Intraluminal flow increases vascular tone and 45Ca2+ influx in the rabbit facial vein.

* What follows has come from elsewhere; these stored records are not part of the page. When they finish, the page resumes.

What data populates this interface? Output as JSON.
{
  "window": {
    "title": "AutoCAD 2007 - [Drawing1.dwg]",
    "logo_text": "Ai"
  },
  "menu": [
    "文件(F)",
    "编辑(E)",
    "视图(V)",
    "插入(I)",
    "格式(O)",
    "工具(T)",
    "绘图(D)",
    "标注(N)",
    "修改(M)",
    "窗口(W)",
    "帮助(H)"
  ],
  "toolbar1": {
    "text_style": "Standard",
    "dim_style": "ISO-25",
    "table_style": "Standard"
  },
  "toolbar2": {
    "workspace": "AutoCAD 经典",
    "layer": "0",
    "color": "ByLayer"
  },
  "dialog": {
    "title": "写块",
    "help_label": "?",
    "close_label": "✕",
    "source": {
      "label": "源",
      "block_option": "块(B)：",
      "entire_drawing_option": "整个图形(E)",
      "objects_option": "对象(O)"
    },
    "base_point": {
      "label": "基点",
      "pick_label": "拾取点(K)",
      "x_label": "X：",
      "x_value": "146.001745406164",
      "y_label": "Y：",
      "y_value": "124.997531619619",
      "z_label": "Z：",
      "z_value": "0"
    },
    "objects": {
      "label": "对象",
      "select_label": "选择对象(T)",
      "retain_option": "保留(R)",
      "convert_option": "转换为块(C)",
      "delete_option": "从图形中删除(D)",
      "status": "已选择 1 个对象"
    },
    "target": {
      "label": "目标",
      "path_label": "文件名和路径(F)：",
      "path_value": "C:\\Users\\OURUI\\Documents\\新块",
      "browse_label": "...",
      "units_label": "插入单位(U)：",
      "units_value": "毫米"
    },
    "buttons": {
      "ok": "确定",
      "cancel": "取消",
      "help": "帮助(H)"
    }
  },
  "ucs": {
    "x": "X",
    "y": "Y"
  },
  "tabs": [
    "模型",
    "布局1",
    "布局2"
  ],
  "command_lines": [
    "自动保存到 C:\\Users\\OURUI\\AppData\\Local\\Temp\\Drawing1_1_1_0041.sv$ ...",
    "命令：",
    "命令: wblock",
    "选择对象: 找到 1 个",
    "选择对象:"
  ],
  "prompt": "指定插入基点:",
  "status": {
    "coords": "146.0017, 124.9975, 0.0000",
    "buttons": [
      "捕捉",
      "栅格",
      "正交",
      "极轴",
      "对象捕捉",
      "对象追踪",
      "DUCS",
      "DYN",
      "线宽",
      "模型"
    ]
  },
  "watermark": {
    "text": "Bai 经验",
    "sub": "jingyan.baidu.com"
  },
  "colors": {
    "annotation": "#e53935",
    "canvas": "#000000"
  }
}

The buccal segment of the rabbit facial vein exhibits a high level of myogenic tone in vitro that develops only in stretched vessel segments between 33 degrees and 44 degrees C. The infusion of physiological salt solution into the lumen of 2-mm-long rabbit facial vein segments induced a flow rate-dependent increase in wall tone, both in the presence (37 degrees C) and absence (30 degrees C) of myogenic tone. In calcium-free physiological solution with EGTA, neither flow nor stretch-induced tone was observed. This flow-induced contraction was associated with an increase in 45Ca2+ unidirectional influx and net uptake. These measurements correlated positively with the level of the associated constrictor responses, both in the presence or absence of myogenic tone. The mean contractile responses to flow (10 and 40 microliters/min), stretch, and histamine (1 microM) were 13%, 28%, 24%, and 33% of the tissue maximal response, respectively. When 45Ca2+ influx was expressed in relation to the force development (45Ca2+ influx per milligram), the amount of calcium entry was dependent on the stimulus. Values for 45Ca2+ influx per milligram in response to flow (10 and 40 microliters/min) and to histamine (1 microM) were not significantly different. The value was significantly lower for the response to stretch. On the other hand, 45Ca2+ net uptake, when expressed per unit force, was similar in response to flow (10 and 40 microliters/min), histamine (1 microM), and stretch.(ABSTRACT TRUNCATED AT 250 WORDS)
- Copyright © 1992 by American Heart Association